**WORK TASK**
Below are the records; print them again exactly and omit the pictures.

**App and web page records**
= = = = = = =

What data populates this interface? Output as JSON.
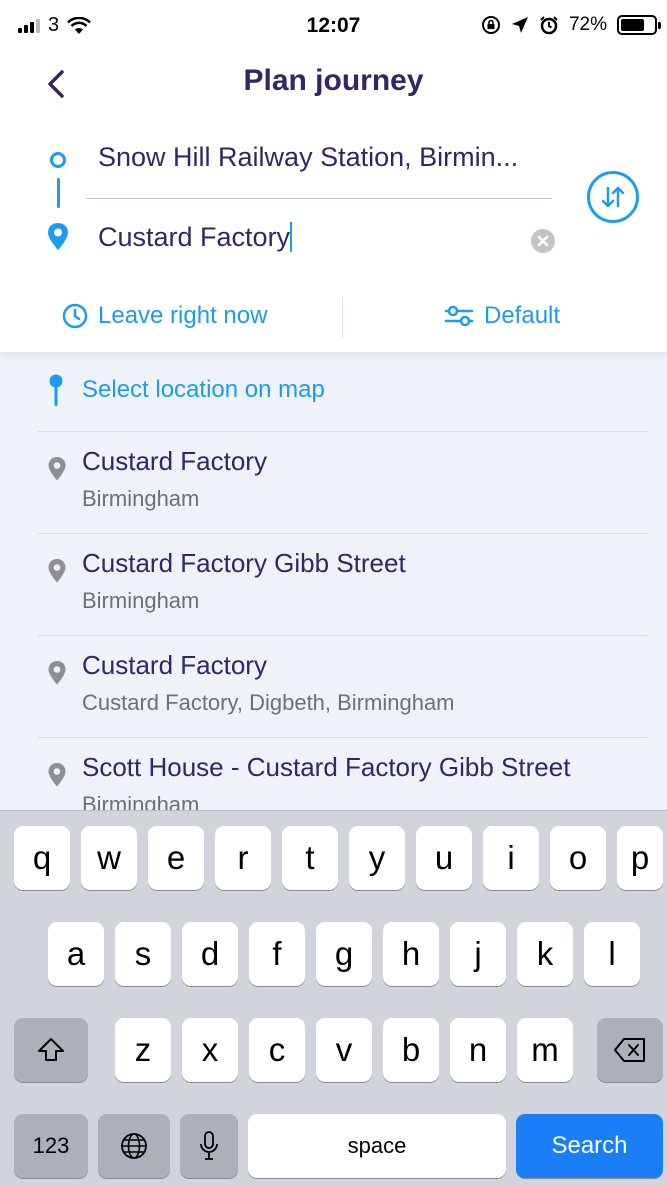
{
  "status_bar": {
    "carrier": "3",
    "time": "12:07",
    "battery_pct": "72%",
    "battery_level": 0.72,
    "icons": [
      "signal-icon",
      "wifi-icon",
      "rotation-lock-icon",
      "location-arrow-icon",
      "alarm-icon",
      "battery-icon"
    ]
  },
  "header": {
    "title": "Plan journey",
    "back_icon": "chevron-left-icon"
  },
  "route": {
    "from": "Snow Hill Railway Station, Birmin...",
    "to": "Custard Factory"
  },
  "options": {
    "time_label": "Leave right now",
    "prefs_label": "Default"
  },
  "results": {
    "map_option": "Select location on map",
    "items": [
      {
        "name": "Custard Factory",
        "subtitle": "Birmingham"
      },
      {
        "name": "Custard Factory Gibb Street",
        "subtitle": "Birmingham"
      },
      {
        "name": "Custard Factory",
        "subtitle": "Custard Factory, Digbeth, Birmingham"
      },
      {
        "name": "Scott House - Custard Factory Gibb Street",
        "subtitle": "Birmingham"
      }
    ]
  },
  "keyboard": {
    "row1": [
      "q",
      "w",
      "e",
      "r",
      "t",
      "y",
      "u",
      "i",
      "o",
      "p"
    ],
    "row2": [
      "a",
      "s",
      "d",
      "f",
      "g",
      "h",
      "j",
      "k",
      "l"
    ],
    "row3": [
      "z",
      "x",
      "c",
      "v",
      "b",
      "n",
      "m"
    ],
    "numbers_label": "123",
    "space_label": "space",
    "search_label": "Search"
  },
  "colors": {
    "accent": "#1d9bf0",
    "title": "#2b2966",
    "results_bg": "#eef2f9",
    "search_key": "#1a7ff6"
  }
}
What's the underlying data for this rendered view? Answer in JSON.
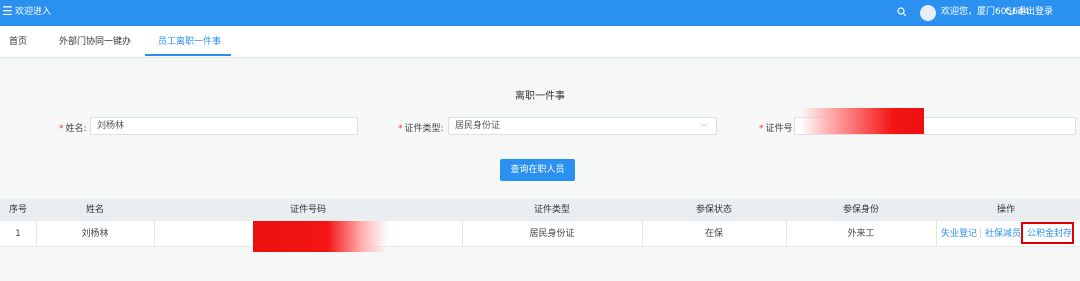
{
  "topbar": {
    "menu_icon": "hamburger-icon",
    "title": "欢迎进入",
    "search_icon": "search-icon",
    "welcome": "欢迎您，厦门605644",
    "logout": "退出登录",
    "logout_icon": "power-icon"
  },
  "tabs": [
    {
      "label": "首页"
    },
    {
      "label": "外部门协同一键办"
    },
    {
      "label": "员工离职一件事",
      "active": true
    }
  ],
  "form": {
    "title": "离职一件事",
    "name_label": "姓名:",
    "name_value": "刘杨林",
    "id_type_label": "证件类型:",
    "id_type_value": "居民身份证",
    "id_no_label": "证件号",
    "submit": "查询在职人员"
  },
  "table": {
    "headers": [
      "序号",
      "姓名",
      "证件号码",
      "证件类型",
      "参保状态",
      "参保身份",
      "操作"
    ],
    "rows": [
      {
        "index": "1",
        "name": "刘杨林",
        "id_type": "居民身份证",
        "status": "在保",
        "identity": "外来工",
        "ops": [
          "失业登记",
          "社保减员",
          "公积金封存"
        ]
      }
    ]
  },
  "colors": {
    "primary": "#2b91f0",
    "required": "#e23b3b",
    "highlight": "#e00000"
  }
}
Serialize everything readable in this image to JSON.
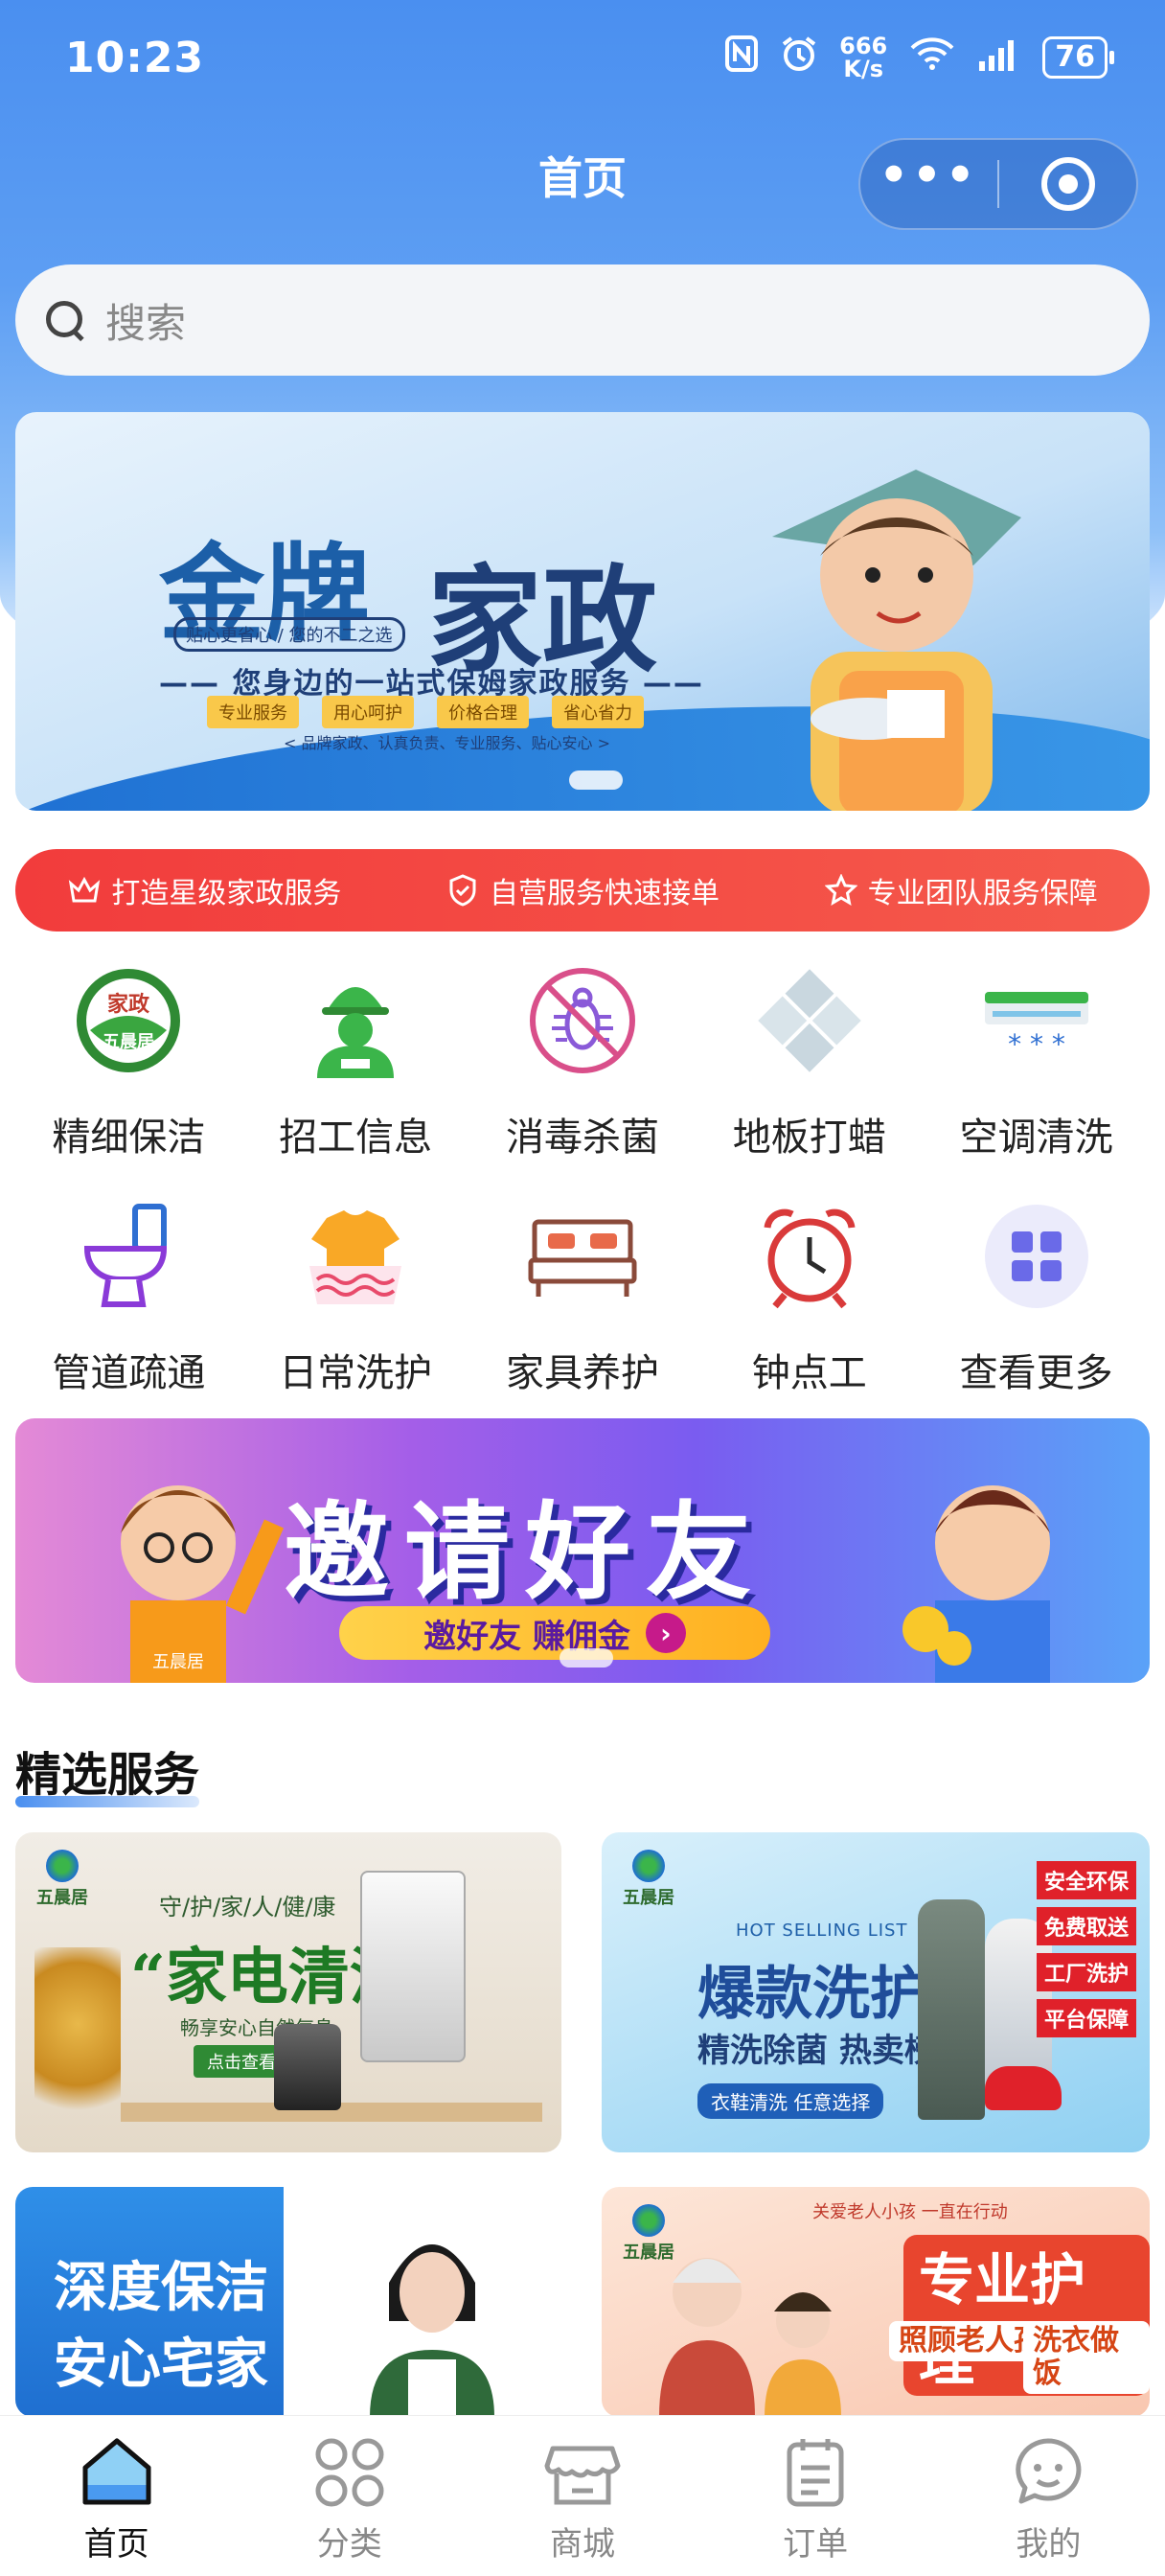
{
  "status_bar": {
    "time": "10:23",
    "speed_value": "666",
    "speed_unit": "K/s",
    "battery": "76"
  },
  "nav": {
    "title": "首页"
  },
  "search": {
    "placeholder": "搜索"
  },
  "hero_banner": {
    "title_part1": "金牌",
    "title_part2": "家政",
    "slogan": "贴心更省心 / 您的不二之选",
    "subtitle": "—— 您身边的一站式保姆家政服务 ——",
    "tags": [
      "专业服务",
      "用心呵护",
      "价格合理",
      "省心省力"
    ],
    "footer": "< 品牌家政、认真负责、专业服务、贴心安心 >"
  },
  "promise_bar": {
    "items": [
      {
        "label": "打造星级家政服务",
        "icon": "crown-icon"
      },
      {
        "label": "自营服务快速接单",
        "icon": "shield-check-icon"
      },
      {
        "label": "专业团队服务保障",
        "icon": "star-icon"
      }
    ]
  },
  "categories": [
    {
      "label": "精细保洁",
      "icon": "housekeeping-logo-icon",
      "logo_text_top": "家政",
      "logo_text_bottom": "五晨居"
    },
    {
      "label": "招工信息",
      "icon": "worker-helmet-icon"
    },
    {
      "label": "消毒杀菌",
      "icon": "no-bug-icon"
    },
    {
      "label": "地板打蜡",
      "icon": "floor-tiles-icon"
    },
    {
      "label": "空调清洗",
      "icon": "air-conditioner-icon"
    },
    {
      "label": "管道疏通",
      "icon": "toilet-icon"
    },
    {
      "label": "日常洗护",
      "icon": "shirt-wash-icon"
    },
    {
      "label": "家具养护",
      "icon": "bed-icon"
    },
    {
      "label": "钟点工",
      "icon": "alarm-clock-icon"
    },
    {
      "label": "查看更多",
      "icon": "grid-more-icon"
    }
  ],
  "invite_banner": {
    "title": "邀请好友",
    "button_label": "邀好友 赚佣金",
    "brand": "五晨居"
  },
  "section": {
    "title": "精选服务"
  },
  "service_cards": [
    {
      "brand": "五晨居",
      "tagline": "守/护/家/人/健/康",
      "title": "“家电清洗”",
      "subtitle": "畅享安心自然气息",
      "button": "点击查看"
    },
    {
      "brand": "五晨居",
      "eyebrow": "HOT SELLING LIST",
      "title": "爆款洗护",
      "subtitle": "精洗除菌 热卖榜",
      "tagline": "衣鞋清洗 任意选择",
      "badges": [
        "安全环保",
        "免费取送",
        "工厂洗护",
        "平台保障"
      ]
    },
    {
      "line1": "深度保洁",
      "line2": "安心宅家"
    },
    {
      "brand": "五晨居",
      "top": "关爱老人小孩 一直在行动",
      "title": "专业护理",
      "badge_left": "照顾老人孩子",
      "badge_right": "洗衣做饭"
    }
  ],
  "tab_bar": {
    "items": [
      {
        "label": "首页",
        "icon": "home-icon",
        "active": true
      },
      {
        "label": "分类",
        "icon": "category-icon",
        "active": false
      },
      {
        "label": "商城",
        "icon": "shop-icon",
        "active": false
      },
      {
        "label": "订单",
        "icon": "order-icon",
        "active": false
      },
      {
        "label": "我的",
        "icon": "chat-profile-icon",
        "active": false
      }
    ]
  },
  "colors": {
    "primary_blue": "#4a8ff0",
    "promise_red": "#f23c3c",
    "text_dark": "#222222",
    "tab_inactive": "#888888"
  }
}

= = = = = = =

**TASK OUTPUT**
What data populates this interface? Output as JSON.
{
  "status_bar": {
    "carrier": "3",
    "time": "12:07",
    "battery_pct": "72%",
    "battery_level": 0.72,
    "icons": [
      "signal-icon",
      "wifi-icon",
      "rotation-lock-icon",
      "location-arrow-icon",
      "alarm-icon",
      "battery-icon"
    ]
  },
  "header": {
    "title": "Plan journey",
    "back_icon": "chevron-left-icon"
  },
  "route": {
    "from": "Snow Hill Railway Station, Birmin...",
    "to": "Custard Factory"
  },
  "options": {
    "time_label": "Leave right now",
    "prefs_label": "Default"
  },
  "results": {
    "map_option": "Select location on map",
    "items": [
      {
        "name": "Custard Factory",
        "subtitle": "Birmingham"
      },
      {
        "name": "Custard Factory Gibb Street",
        "subtitle": "Birmingham"
      },
      {
        "name": "Custard Factory",
        "subtitle": "Custard Factory, Digbeth, Birmingham"
      },
      {
        "name": "Scott House - Custard Factory Gibb Street",
        "subtitle": "Birmingham"
      }
    ]
  },
  "keyboard": {
    "row1": [
      "q",
      "w",
      "e",
      "r",
      "t",
      "y",
      "u",
      "i",
      "o",
      "p"
    ],
    "row2": [
      "a",
      "s",
      "d",
      "f",
      "g",
      "h",
      "j",
      "k",
      "l"
    ],
    "row3": [
      "z",
      "x",
      "c",
      "v",
      "b",
      "n",
      "m"
    ],
    "numbers_label": "123",
    "space_label": "space",
    "search_label": "Search"
  },
  "colors": {
    "accent": "#1d9bf0",
    "title": "#2b2966",
    "results_bg": "#eef2f9",
    "search_key": "#1a7ff6"
  }
}
What's the underlying data for this rendered view? Answer in JSON.
{
  "topbar": {
    "menu_icon": "hamburger-icon",
    "title": "欢迎进入",
    "search_icon": "search-icon",
    "welcome": "欢迎您，厦门605644",
    "logout": "退出登录",
    "logout_icon": "power-icon"
  },
  "tabs": [
    {
      "label": "首页"
    },
    {
      "label": "外部门协同一键办"
    },
    {
      "label": "员工离职一件事",
      "active": true
    }
  ],
  "form": {
    "title": "离职一件事",
    "name_label": "姓名:",
    "name_value": "刘杨林",
    "id_type_label": "证件类型:",
    "id_type_value": "居民身份证",
    "id_no_label": "证件号",
    "submit": "查询在职人员"
  },
  "table": {
    "headers": [
      "序号",
      "姓名",
      "证件号码",
      "证件类型",
      "参保状态",
      "参保身份",
      "操作"
    ],
    "rows": [
      {
        "index": "1",
        "name": "刘杨林",
        "id_type": "居民身份证",
        "status": "在保",
        "identity": "外来工",
        "ops": [
          "失业登记",
          "社保减员",
          "公积金封存"
        ]
      }
    ]
  },
  "colors": {
    "primary": "#2b91f0",
    "required": "#e23b3b",
    "highlight": "#e00000"
  }
}
Serialize everything readable in this image to JSON.
{
  "status_bar": {
    "time": "10:23",
    "speed_value": "666",
    "speed_unit": "K/s",
    "battery": "76"
  },
  "nav": {
    "title": "首页"
  },
  "search": {
    "placeholder": "搜索"
  },
  "hero_banner": {
    "title_part1": "金牌",
    "title_part2": "家政",
    "slogan": "贴心更省心 / 您的不二之选",
    "subtitle": "—— 您身边的一站式保姆家政服务 ——",
    "tags": [
      "专业服务",
      "用心呵护",
      "价格合理",
      "省心省力"
    ],
    "footer": "< 品牌家政、认真负责、专业服务、贴心安心 >"
  },
  "promise_bar": {
    "items": [
      {
        "label": "打造星级家政服务",
        "icon": "crown-icon"
      },
      {
        "label": "自营服务快速接单",
        "icon": "shield-check-icon"
      },
      {
        "label": "专业团队服务保障",
        "icon": "star-icon"
      }
    ]
  },
  "categories": [
    {
      "label": "精细保洁",
      "icon": "housekeeping-logo-icon",
      "logo_text_top": "家政",
      "logo_text_bottom": "五晨居"
    },
    {
      "label": "招工信息",
      "icon": "worker-helmet-icon"
    },
    {
      "label": "消毒杀菌",
      "icon": "no-bug-icon"
    },
    {
      "label": "地板打蜡",
      "icon": "floor-tiles-icon"
    },
    {
      "label": "空调清洗",
      "icon": "air-conditioner-icon"
    },
    {
      "label": "管道疏通",
      "icon": "toilet-icon"
    },
    {
      "label": "日常洗护",
      "icon": "shirt-wash-icon"
    },
    {
      "label": "家具养护",
      "icon": "bed-icon"
    },
    {
      "label": "钟点工",
      "icon": "alarm-clock-icon"
    },
    {
      "label": "查看更多",
      "icon": "grid-more-icon"
    }
  ],
  "invite_banner": {
    "title": "邀请好友",
    "button_label": "邀好友 赚佣金",
    "brand": "五晨居"
  },
  "section": {
    "title": "精选服务"
  },
  "service_cards": [
    {
      "brand": "五晨居",
      "tagline": "守/护/家/人/健/康",
      "title": "“家电清洗”",
      "subtitle": "畅享安心自然气息",
      "button": "点击查看"
    },
    {
      "brand": "五晨居",
      "eyebrow": "HOT SELLING LIST",
      "title": "爆款洗护",
      "subtitle": "精洗除菌 热卖榜",
      "tagline": "衣鞋清洗 任意选择",
      "badges": [
        "安全环保",
        "免费取送",
        "工厂洗护",
        "平台保障"
      ]
    },
    {
      "line1": "深度保洁",
      "line2": "安心宅家"
    },
    {
      "brand": "五晨居",
      "top": "关爱老人小孩 一直在行动",
      "title": "专业护理",
      "badge_left": "照顾老人孩子",
      "badge_right": "洗衣做饭"
    }
  ],
  "tab_bar": {
    "items": [
      {
        "label": "首页",
        "icon": "home-icon",
        "active": true
      },
      {
        "label": "分类",
        "icon": "category-icon",
        "active": false
      },
      {
        "label": "商城",
        "icon": "shop-icon",
        "active": false
      },
      {
        "label": "订单",
        "icon": "order-icon",
        "active": false
      },
      {
        "label": "我的",
        "icon": "chat-profile-icon",
        "active": false
      }
    ]
  },
  "colors": {
    "primary_blue": "#4a8ff0",
    "promise_red": "#f23c3c",
    "text_dark": "#222222",
    "tab_inactive": "#888888"
  }
}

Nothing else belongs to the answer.